*ABOUT THIS EXERCISE:*
The whole listing below should be duplicated exactly, with nothing left out.

******************************

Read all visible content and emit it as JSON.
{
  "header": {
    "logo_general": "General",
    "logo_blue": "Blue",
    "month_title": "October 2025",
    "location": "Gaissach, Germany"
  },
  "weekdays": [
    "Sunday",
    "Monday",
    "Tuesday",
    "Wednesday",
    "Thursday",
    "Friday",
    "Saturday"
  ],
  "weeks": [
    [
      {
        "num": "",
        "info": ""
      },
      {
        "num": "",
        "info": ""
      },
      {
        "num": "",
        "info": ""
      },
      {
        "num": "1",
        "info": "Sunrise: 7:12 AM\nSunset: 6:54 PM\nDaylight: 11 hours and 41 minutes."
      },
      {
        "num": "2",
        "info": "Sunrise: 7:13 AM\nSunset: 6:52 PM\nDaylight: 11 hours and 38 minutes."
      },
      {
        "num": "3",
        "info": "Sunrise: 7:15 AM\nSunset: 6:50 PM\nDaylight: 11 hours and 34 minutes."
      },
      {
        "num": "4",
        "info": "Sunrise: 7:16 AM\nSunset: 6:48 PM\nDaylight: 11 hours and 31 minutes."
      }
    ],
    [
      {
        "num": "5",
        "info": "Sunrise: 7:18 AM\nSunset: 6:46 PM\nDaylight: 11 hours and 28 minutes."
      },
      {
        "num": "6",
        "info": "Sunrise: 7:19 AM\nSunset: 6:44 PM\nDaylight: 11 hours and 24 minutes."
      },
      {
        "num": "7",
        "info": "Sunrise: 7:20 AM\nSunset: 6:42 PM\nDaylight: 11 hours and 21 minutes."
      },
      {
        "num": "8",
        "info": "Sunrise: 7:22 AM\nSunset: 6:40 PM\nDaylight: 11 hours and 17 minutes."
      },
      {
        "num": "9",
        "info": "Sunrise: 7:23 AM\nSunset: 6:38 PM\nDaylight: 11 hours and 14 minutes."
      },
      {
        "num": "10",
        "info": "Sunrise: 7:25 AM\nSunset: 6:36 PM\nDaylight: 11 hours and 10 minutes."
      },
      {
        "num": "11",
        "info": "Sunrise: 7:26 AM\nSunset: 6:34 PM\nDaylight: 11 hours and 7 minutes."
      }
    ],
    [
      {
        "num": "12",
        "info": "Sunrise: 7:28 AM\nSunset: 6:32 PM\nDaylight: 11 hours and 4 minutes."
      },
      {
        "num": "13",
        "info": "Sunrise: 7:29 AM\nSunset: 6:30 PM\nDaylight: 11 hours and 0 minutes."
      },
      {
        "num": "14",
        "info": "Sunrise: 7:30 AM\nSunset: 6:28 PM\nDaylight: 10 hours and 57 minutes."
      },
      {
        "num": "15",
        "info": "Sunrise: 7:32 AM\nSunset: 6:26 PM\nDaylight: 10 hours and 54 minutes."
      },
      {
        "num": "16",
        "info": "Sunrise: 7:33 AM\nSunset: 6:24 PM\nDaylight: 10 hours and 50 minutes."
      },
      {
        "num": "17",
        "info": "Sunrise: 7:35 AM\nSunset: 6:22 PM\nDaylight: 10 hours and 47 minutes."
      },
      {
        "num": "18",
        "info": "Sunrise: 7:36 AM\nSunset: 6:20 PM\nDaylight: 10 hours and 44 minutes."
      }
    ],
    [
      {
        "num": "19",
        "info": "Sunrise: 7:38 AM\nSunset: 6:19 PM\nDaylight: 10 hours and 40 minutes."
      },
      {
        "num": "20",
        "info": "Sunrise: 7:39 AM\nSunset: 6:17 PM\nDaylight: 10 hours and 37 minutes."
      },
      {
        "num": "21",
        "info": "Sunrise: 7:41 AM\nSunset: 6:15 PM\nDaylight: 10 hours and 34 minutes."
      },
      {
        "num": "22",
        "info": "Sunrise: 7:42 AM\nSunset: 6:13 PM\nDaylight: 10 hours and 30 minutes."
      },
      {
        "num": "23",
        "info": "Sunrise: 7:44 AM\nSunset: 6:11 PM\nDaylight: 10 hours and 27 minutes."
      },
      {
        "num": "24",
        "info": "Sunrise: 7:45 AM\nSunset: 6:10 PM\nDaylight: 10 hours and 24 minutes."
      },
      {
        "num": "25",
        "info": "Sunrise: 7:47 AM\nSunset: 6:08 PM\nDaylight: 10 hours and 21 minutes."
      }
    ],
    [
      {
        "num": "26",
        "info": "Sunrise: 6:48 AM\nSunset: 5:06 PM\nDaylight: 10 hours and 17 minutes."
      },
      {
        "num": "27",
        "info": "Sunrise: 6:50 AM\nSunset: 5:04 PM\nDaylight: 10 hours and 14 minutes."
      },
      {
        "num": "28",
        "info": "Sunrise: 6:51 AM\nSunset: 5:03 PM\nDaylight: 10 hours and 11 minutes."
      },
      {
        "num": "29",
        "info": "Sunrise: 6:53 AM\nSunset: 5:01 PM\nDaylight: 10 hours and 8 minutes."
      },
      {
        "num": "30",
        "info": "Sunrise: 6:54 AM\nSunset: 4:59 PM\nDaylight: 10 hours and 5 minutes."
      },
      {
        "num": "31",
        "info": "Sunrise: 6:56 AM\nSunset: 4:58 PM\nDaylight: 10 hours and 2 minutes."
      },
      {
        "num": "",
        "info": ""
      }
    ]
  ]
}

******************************

*RESPONSE TO THE TASK:*
Read all visible content and emit it as JSON.
{
  "header": {
    "logo_general": "General",
    "logo_blue": "Blue",
    "month_title": "October 2025",
    "location": "Gaissach, Germany"
  },
  "weekdays": [
    "Sunday",
    "Monday",
    "Tuesday",
    "Wednesday",
    "Thursday",
    "Friday",
    "Saturday"
  ],
  "weeks": [
    [
      {
        "num": "",
        "info": ""
      },
      {
        "num": "",
        "info": ""
      },
      {
        "num": "",
        "info": ""
      },
      {
        "num": "1",
        "info": "Sunrise: 7:12 AM\nSunset: 6:54 PM\nDaylight: 11 hours and 41 minutes."
      },
      {
        "num": "2",
        "info": "Sunrise: 7:13 AM\nSunset: 6:52 PM\nDaylight: 11 hours and 38 minutes."
      },
      {
        "num": "3",
        "info": "Sunrise: 7:15 AM\nSunset: 6:50 PM\nDaylight: 11 hours and 34 minutes."
      },
      {
        "num": "4",
        "info": "Sunrise: 7:16 AM\nSunset: 6:48 PM\nDaylight: 11 hours and 31 minutes."
      }
    ],
    [
      {
        "num": "5",
        "info": "Sunrise: 7:18 AM\nSunset: 6:46 PM\nDaylight: 11 hours and 28 minutes."
      },
      {
        "num": "6",
        "info": "Sunrise: 7:19 AM\nSunset: 6:44 PM\nDaylight: 11 hours and 24 minutes."
      },
      {
        "num": "7",
        "info": "Sunrise: 7:20 AM\nSunset: 6:42 PM\nDaylight: 11 hours and 21 minutes."
      },
      {
        "num": "8",
        "info": "Sunrise: 7:22 AM\nSunset: 6:40 PM\nDaylight: 11 hours and 17 minutes."
      },
      {
        "num": "9",
        "info": "Sunrise: 7:23 AM\nSunset: 6:38 PM\nDaylight: 11 hours and 14 minutes."
      },
      {
        "num": "10",
        "info": "Sunrise: 7:25 AM\nSunset: 6:36 PM\nDaylight: 11 hours and 10 minutes."
      },
      {
        "num": "11",
        "info": "Sunrise: 7:26 AM\nSunset: 6:34 PM\nDaylight: 11 hours and 7 minutes."
      }
    ],
    [
      {
        "num": "12",
        "info": "Sunrise: 7:28 AM\nSunset: 6:32 PM\nDaylight: 11 hours and 4 minutes."
      },
      {
        "num": "13",
        "info": "Sunrise: 7:29 AM\nSunset: 6:30 PM\nDaylight: 11 hours and 0 minutes."
      },
      {
        "num": "14",
        "info": "Sunrise: 7:30 AM\nSunset: 6:28 PM\nDaylight: 10 hours and 57 minutes."
      },
      {
        "num": "15",
        "info": "Sunrise: 7:32 AM\nSunset: 6:26 PM\nDaylight: 10 hours and 54 minutes."
      },
      {
        "num": "16",
        "info": "Sunrise: 7:33 AM\nSunset: 6:24 PM\nDaylight: 10 hours and 50 minutes."
      },
      {
        "num": "17",
        "info": "Sunrise: 7:35 AM\nSunset: 6:22 PM\nDaylight: 10 hours and 47 minutes."
      },
      {
        "num": "18",
        "info": "Sunrise: 7:36 AM\nSunset: 6:20 PM\nDaylight: 10 hours and 44 minutes."
      }
    ],
    [
      {
        "num": "19",
        "info": "Sunrise: 7:38 AM\nSunset: 6:19 PM\nDaylight: 10 hours and 40 minutes."
      },
      {
        "num": "20",
        "info": "Sunrise: 7:39 AM\nSunset: 6:17 PM\nDaylight: 10 hours and 37 minutes."
      },
      {
        "num": "21",
        "info": "Sunrise: 7:41 AM\nSunset: 6:15 PM\nDaylight: 10 hours and 34 minutes."
      },
      {
        "num": "22",
        "info": "Sunrise: 7:42 AM\nSunset: 6:13 PM\nDaylight: 10 hours and 30 minutes."
      },
      {
        "num": "23",
        "info": "Sunrise: 7:44 AM\nSunset: 6:11 PM\nDaylight: 10 hours and 27 minutes."
      },
      {
        "num": "24",
        "info": "Sunrise: 7:45 AM\nSunset: 6:10 PM\nDaylight: 10 hours and 24 minutes."
      },
      {
        "num": "25",
        "info": "Sunrise: 7:47 AM\nSunset: 6:08 PM\nDaylight: 10 hours and 21 minutes."
      }
    ],
    [
      {
        "num": "26",
        "info": "Sunrise: 6:48 AM\nSunset: 5:06 PM\nDaylight: 10 hours and 17 minutes."
      },
      {
        "num": "27",
        "info": "Sunrise: 6:50 AM\nSunset: 5:04 PM\nDaylight: 10 hours and 14 minutes."
      },
      {
        "num": "28",
        "info": "Sunrise: 6:51 AM\nSunset: 5:03 PM\nDaylight: 10 hours and 11 minutes."
      },
      {
        "num": "29",
        "info": "Sunrise: 6:53 AM\nSunset: 5:01 PM\nDaylight: 10 hours and 8 minutes."
      },
      {
        "num": "30",
        "info": "Sunrise: 6:54 AM\nSunset: 4:59 PM\nDaylight: 10 hours and 5 minutes."
      },
      {
        "num": "31",
        "info": "Sunrise: 6:56 AM\nSunset: 4:58 PM\nDaylight: 10 hours and 2 minutes."
      },
      {
        "num": "",
        "info": ""
      }
    ]
  ]
}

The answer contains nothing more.